Scientists JD Webster and JS Garrow proposed the title of the categories –now classifying people as overweight or obese depending on their scores, following research into weight gain.
The boundaries of the BMI are a source of discussion and the most widely disputed area is the overweight classification of a BMI between 25 and 30. Many scientists believe that the overweight category should be redefined as normal and that it is not unhealthy to fall within this category.
A recent study carried out in the USA involving three million people seems to suggest that the overweight category have a slightly lower risk of premature death than those in the normal category and that a BMI between 25 and 30 is healthy. Prior to 1998, this reading was classified as normal by health experts. Having a BMI in excess of 25 but less than 30 has only seemed to be a matter for concern in recent years.
In 1998, the National Institute of Health lowered the cut off point between normal and overweight. They reduced the original reading of 28 for men and 27 for women to 25 for both sexes.
This bought the USA more in line with the rest of the world and made millions of American people technically overweight overnight. The BMI 25 cut-off has now become generally accepted worldwide. However, the cut off for obesity has never changed and remains at 30.
The problem with setting a one stop shop figure for all the world is that we are not all the same and we do not all have the same diet life style or physical characteristics. The BMI is based on averages and these figures will vary depending on where you live and your genetic make up.
In India, for example the cut off for obesity has been reduced to just 23 because the government are so worried about the rise of diabetes.
According to an Indian Government Paper published in 2013;
Researches over the last several years have shown that Indian bodies and genetics are different from their western counterparts. Indians suffer from abdominal obesity compared to people in the west whose bodies are uniformly obese.
The Indian body composition puts them in high risk for diabetes and hypertension
The BMI classifications appear to be fixed for now so if you have a BMI of over 25 you may be technically classified as overweight. However this is not such bad news because, current thinking is reassessing the true health impact of this score.
The BMI is only a measure of your weight relative to your height. It does not measure fatness, health or any other issues.
Dr Katherine Flegal from the US National Center for Health Statistics and the author of the American study looking into the health and mortality of 3million people within the 25 – 30 BMI range said in an interview:
“I think the moral of this study is that these BMI categories are weight categories and they’re not exact health categories.
For the health professional the advantages of using the BMI outweighs any of the system’s shortcomings. It is an easy to use system that is available to all and as yet there is not a viable alternative. Although it might be upsetting to fall within the overweight category, the rise of obesity is a global problem that is reaching epidemic proportions so you are not alone.
You don’t have to define obesity as a measurement with a score because a quick look down any British or American street will show you that we are bigger than ever before and redefining the boundaries will not really change this fact.
The good news is that if you fall within the overweight category, your few extra pounds may not make much difference to your long-term health.
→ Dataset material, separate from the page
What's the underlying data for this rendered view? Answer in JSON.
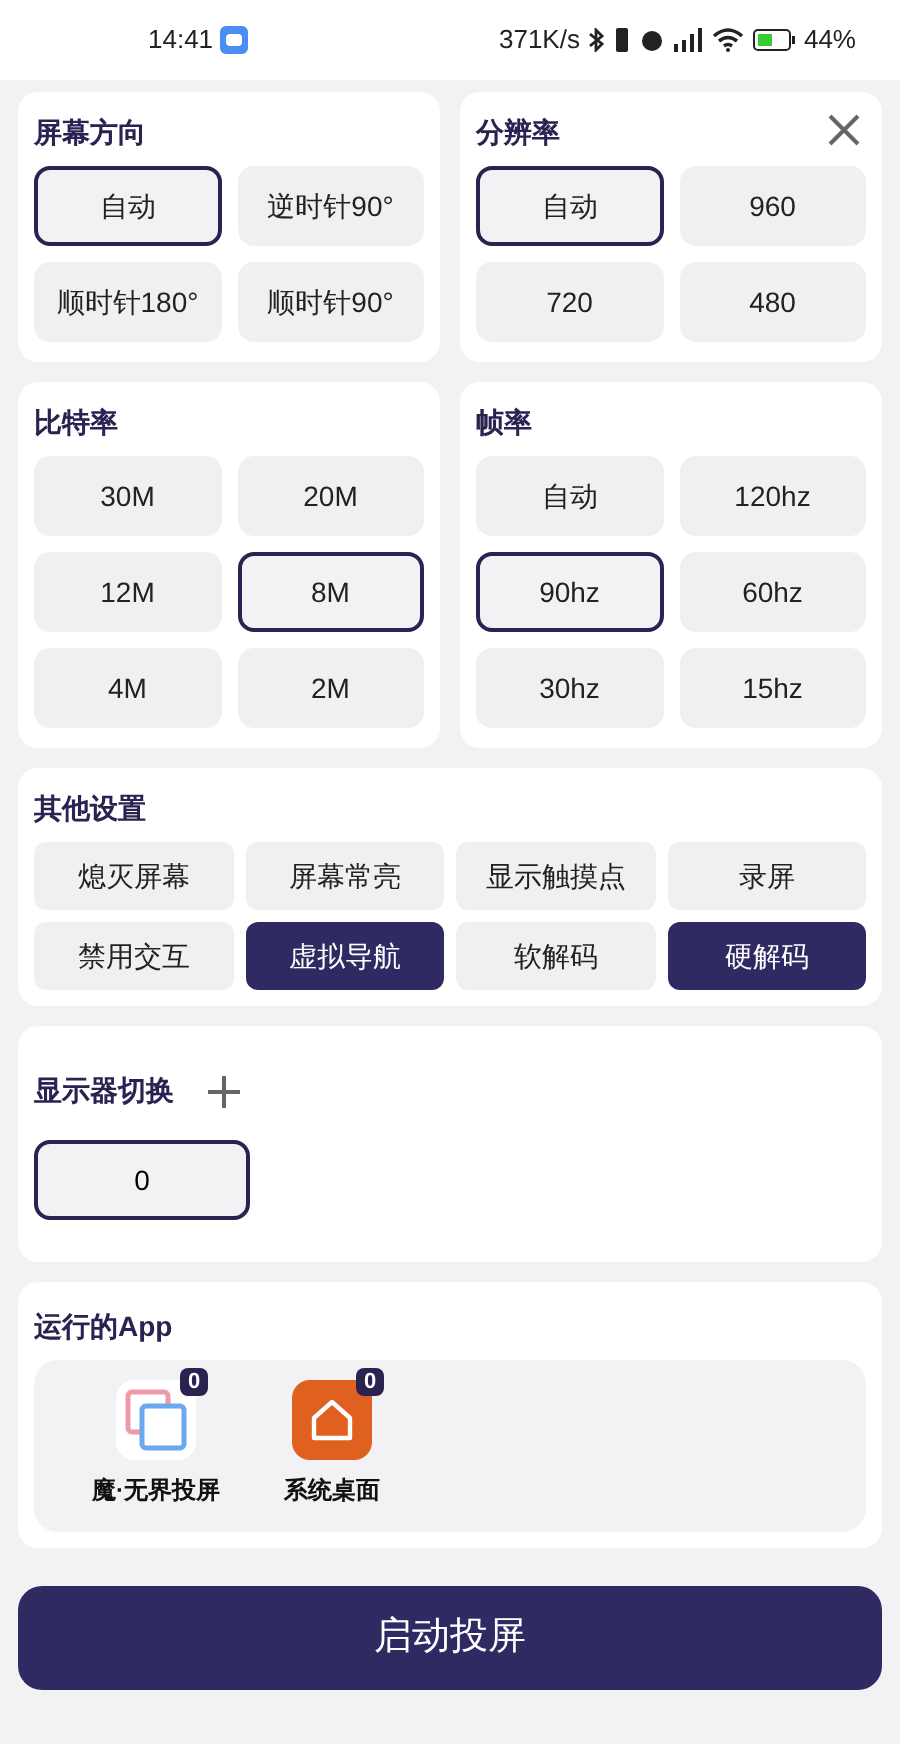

The important factor for health and longevity is fitness so if you manage to keep fit and eat healthily, being officially overweight may not be as bad as it appears.
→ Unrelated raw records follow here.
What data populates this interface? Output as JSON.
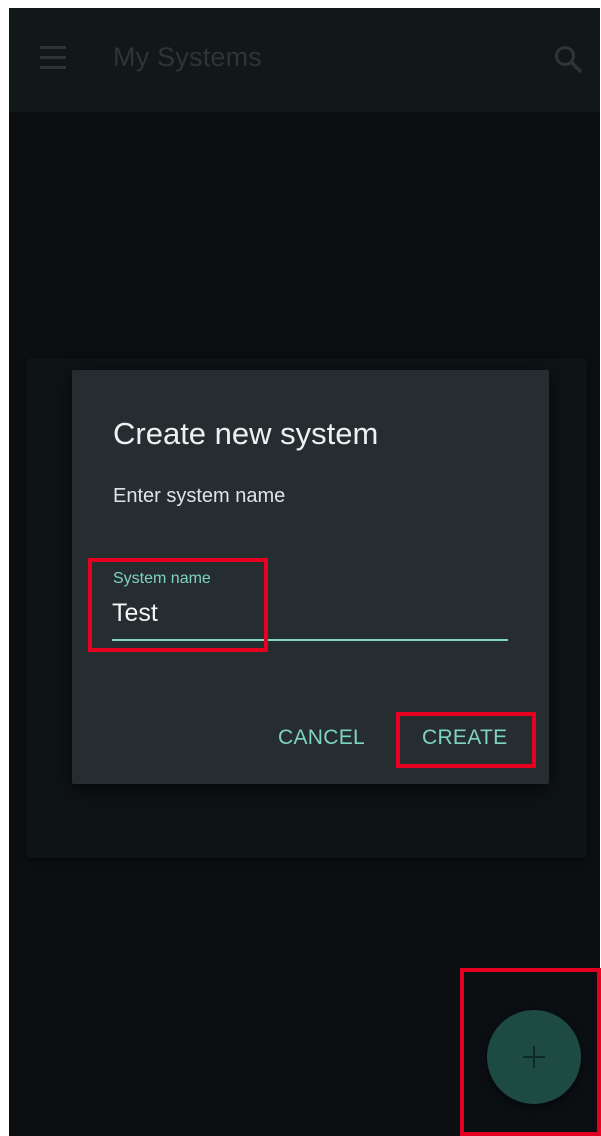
{
  "app_bar": {
    "title": "My Systems",
    "menu_icon": "hamburger-menu-icon",
    "search_icon": "search-icon"
  },
  "dialog": {
    "title": "Create new system",
    "message": "Enter system name",
    "field": {
      "label": "System name",
      "value": "Test"
    },
    "cancel_label": "CANCEL",
    "create_label": "CREATE"
  },
  "fab": {
    "icon": "plus-icon",
    "label": "+"
  },
  "colors": {
    "accent": "#7fd3c3",
    "background": "#0b0f12",
    "dialog_background": "#262d31",
    "fab_background": "#1d4a43",
    "annotation_highlight": "#e6001f"
  }
}
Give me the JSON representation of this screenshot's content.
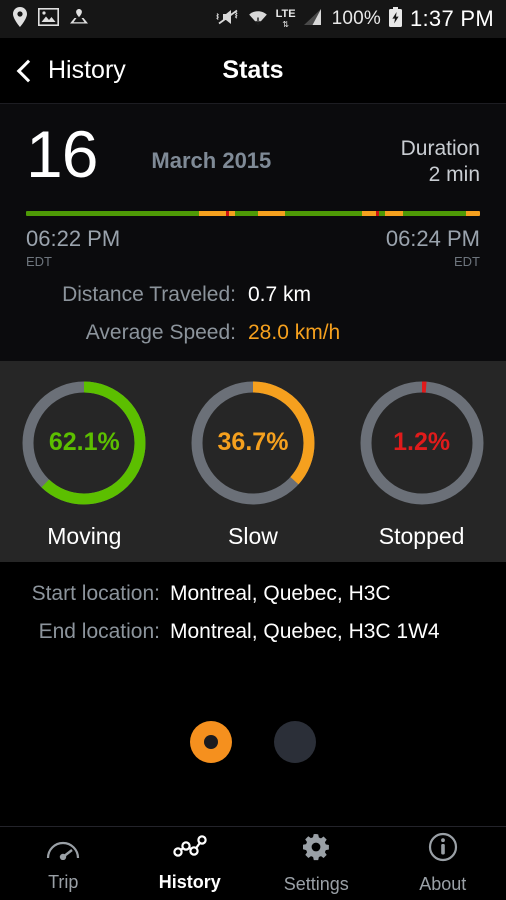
{
  "statusbar": {
    "left_icons": [
      "location-pin-icon",
      "image-icon",
      "map-pin-icon"
    ],
    "right_icons": [
      "vibrate-mute-icon",
      "wifi-icon",
      "lte-icon",
      "signal-bars-icon",
      "battery-charging-icon"
    ],
    "lte_label": "LTE",
    "battery_percent": "100%",
    "clock": "1:37 PM"
  },
  "header": {
    "back_label": "History",
    "title": "Stats"
  },
  "summary": {
    "day": "16",
    "month_year": "March 2015",
    "duration_label": "Duration",
    "duration_value": "2 min",
    "start_time": "06:22 PM",
    "start_zone": "EDT",
    "end_time": "06:24 PM",
    "end_zone": "EDT",
    "distance_label": "Distance Traveled:",
    "distance_value": "0.7 km",
    "speed_label": "Average Speed:",
    "speed_value": "28.0 km/h"
  },
  "timeline": {
    "segments": [
      {
        "color": "#4E9A06",
        "width": 38.0
      },
      {
        "color": "#F5A01E",
        "width": 6.0
      },
      {
        "color": "#CC1111",
        "width": 0.7
      },
      {
        "color": "#F5A01E",
        "width": 1.3
      },
      {
        "color": "#4E9A06",
        "width": 5.0
      },
      {
        "color": "#F5A01E",
        "width": 6.0
      },
      {
        "color": "#4E9A06",
        "width": 17.0
      },
      {
        "color": "#F5A01E",
        "width": 3.0
      },
      {
        "color": "#CC1111",
        "width": 0.8
      },
      {
        "color": "#4E9A06",
        "width": 1.2
      },
      {
        "color": "#F5A01E",
        "width": 4.0
      },
      {
        "color": "#4E9A06",
        "width": 14.0
      },
      {
        "color": "#F5A01E",
        "width": 3.0
      }
    ]
  },
  "chart_data": {
    "type": "pie",
    "title": "Trip time distribution",
    "categories": [
      "Moving",
      "Slow",
      "Stopped"
    ],
    "values": [
      62.1,
      36.7,
      1.2
    ],
    "labels": [
      "62.1%",
      "36.7%",
      "1.2%"
    ],
    "colors": [
      "#5CBF00",
      "#F5A01E",
      "#E01B1B"
    ],
    "track_color": "#6B7078",
    "unit": "%",
    "ylim": [
      0,
      100
    ]
  },
  "locations": {
    "start_label": "Start location:",
    "start_value": "Montreal, Quebec, H3C",
    "end_label": "End location:",
    "end_value": "Montreal, Quebec, H3C 1W4"
  },
  "pager": {
    "active_index": 0,
    "count": 2,
    "active_color": "#F5901E",
    "idle_color": "#2b2f38"
  },
  "navbar": {
    "items": [
      {
        "label": "Trip",
        "icon": "speedometer-icon",
        "active": false
      },
      {
        "label": "History",
        "icon": "node-graph-icon",
        "active": true
      },
      {
        "label": "Settings",
        "icon": "gear-icon",
        "active": false
      },
      {
        "label": "About",
        "icon": "info-circle-icon",
        "active": false
      }
    ]
  }
}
Disclaimer: Our reviews and investigations are based on extensive research from the information publicly available to us and consumers at the time of first publishing the post. Information is based on our personal opinion and whilst we endeavour to ensure information is up-to-date, manufacturers do from time to time change their products and future research may disagree with our findings. If you feel any of the information is inaccurate, please contact us and we will review the information provided.